In the entries below, filter for the word "this" and copy every matching line.

== Segment start ==

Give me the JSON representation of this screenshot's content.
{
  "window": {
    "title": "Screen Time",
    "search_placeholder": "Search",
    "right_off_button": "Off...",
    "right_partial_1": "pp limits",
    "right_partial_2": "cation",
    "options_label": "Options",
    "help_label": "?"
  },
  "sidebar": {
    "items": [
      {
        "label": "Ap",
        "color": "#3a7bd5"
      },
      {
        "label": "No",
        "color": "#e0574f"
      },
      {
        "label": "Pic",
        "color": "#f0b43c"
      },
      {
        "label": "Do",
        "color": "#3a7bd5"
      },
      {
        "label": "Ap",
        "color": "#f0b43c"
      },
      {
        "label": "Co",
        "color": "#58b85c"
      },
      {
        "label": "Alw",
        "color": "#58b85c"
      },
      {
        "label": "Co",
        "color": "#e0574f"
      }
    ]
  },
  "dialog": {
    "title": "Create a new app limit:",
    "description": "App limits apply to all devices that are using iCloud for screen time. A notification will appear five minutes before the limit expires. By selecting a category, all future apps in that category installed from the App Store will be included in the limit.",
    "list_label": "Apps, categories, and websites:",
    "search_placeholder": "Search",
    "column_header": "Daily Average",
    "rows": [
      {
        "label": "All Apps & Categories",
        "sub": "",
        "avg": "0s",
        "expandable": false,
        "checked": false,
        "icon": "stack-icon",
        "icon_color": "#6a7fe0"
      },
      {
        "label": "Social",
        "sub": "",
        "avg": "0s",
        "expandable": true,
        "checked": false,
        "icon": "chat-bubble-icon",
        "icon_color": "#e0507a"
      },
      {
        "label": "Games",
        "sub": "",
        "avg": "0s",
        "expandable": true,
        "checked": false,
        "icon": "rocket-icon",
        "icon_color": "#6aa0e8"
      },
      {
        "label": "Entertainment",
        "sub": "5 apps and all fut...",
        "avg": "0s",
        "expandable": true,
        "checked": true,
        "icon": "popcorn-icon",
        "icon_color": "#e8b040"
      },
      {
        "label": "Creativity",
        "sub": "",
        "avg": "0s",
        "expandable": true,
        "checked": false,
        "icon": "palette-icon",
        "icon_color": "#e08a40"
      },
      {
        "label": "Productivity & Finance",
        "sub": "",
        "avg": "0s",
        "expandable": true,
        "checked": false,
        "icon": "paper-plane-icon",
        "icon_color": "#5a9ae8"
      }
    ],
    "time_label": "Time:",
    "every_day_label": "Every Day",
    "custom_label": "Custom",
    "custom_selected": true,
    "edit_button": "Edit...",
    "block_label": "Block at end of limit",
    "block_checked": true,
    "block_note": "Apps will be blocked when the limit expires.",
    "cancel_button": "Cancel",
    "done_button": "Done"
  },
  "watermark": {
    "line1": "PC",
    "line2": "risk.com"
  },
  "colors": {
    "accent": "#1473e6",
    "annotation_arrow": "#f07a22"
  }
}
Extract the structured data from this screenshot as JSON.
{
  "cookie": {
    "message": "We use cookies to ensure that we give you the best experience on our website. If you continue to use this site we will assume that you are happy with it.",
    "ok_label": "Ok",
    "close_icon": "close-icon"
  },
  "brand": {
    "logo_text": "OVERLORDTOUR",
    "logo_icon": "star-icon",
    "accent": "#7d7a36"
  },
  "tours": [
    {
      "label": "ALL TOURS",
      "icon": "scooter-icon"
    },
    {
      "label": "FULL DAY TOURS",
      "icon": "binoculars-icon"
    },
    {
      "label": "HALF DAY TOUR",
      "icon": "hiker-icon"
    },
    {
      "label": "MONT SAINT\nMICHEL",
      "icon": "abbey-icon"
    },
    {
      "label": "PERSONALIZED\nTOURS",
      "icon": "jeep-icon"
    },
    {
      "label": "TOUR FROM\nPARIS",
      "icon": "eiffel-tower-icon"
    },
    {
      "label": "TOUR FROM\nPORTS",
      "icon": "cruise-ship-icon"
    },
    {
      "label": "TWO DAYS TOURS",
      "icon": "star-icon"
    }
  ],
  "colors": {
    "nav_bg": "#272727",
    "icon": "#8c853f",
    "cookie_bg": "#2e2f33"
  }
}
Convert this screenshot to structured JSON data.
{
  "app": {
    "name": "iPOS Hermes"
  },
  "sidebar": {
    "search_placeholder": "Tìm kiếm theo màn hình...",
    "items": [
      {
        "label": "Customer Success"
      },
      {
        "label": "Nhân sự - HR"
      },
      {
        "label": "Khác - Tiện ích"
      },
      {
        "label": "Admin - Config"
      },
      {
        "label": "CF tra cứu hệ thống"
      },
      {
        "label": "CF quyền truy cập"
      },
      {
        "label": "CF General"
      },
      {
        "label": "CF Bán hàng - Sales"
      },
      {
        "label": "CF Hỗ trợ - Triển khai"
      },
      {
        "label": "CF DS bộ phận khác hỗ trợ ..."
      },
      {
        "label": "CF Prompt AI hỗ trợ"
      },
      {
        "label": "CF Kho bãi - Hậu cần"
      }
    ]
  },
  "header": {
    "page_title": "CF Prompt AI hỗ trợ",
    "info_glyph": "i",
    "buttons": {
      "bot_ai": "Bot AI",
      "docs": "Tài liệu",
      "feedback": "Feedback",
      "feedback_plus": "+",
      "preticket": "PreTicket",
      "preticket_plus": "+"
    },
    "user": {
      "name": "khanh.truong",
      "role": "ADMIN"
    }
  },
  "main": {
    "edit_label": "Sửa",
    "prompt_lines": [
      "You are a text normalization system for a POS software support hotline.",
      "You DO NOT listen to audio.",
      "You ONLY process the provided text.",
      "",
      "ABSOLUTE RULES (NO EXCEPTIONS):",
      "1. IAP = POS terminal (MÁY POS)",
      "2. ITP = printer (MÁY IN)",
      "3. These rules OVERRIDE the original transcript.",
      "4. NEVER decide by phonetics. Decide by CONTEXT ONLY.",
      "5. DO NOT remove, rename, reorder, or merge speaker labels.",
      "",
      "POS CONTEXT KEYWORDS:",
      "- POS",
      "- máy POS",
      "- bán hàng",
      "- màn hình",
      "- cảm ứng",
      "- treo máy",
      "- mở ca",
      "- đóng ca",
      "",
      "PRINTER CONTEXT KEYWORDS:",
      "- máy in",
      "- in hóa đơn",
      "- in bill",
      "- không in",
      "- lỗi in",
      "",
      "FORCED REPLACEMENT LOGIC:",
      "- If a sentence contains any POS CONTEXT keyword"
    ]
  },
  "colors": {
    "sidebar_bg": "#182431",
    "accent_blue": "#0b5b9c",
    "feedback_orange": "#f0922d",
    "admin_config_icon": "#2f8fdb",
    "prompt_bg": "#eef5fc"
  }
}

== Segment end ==

**Exercise output:**
Give me the JSON representation of this screenshot's content.
Extract the structured data from this screenshot as JSON.
    "message": "We use cookies to ensure that we give you the best experience on our website. If you continue to use this site we will assume that you are happy with it.",
Convert this screenshot to structured JSON data.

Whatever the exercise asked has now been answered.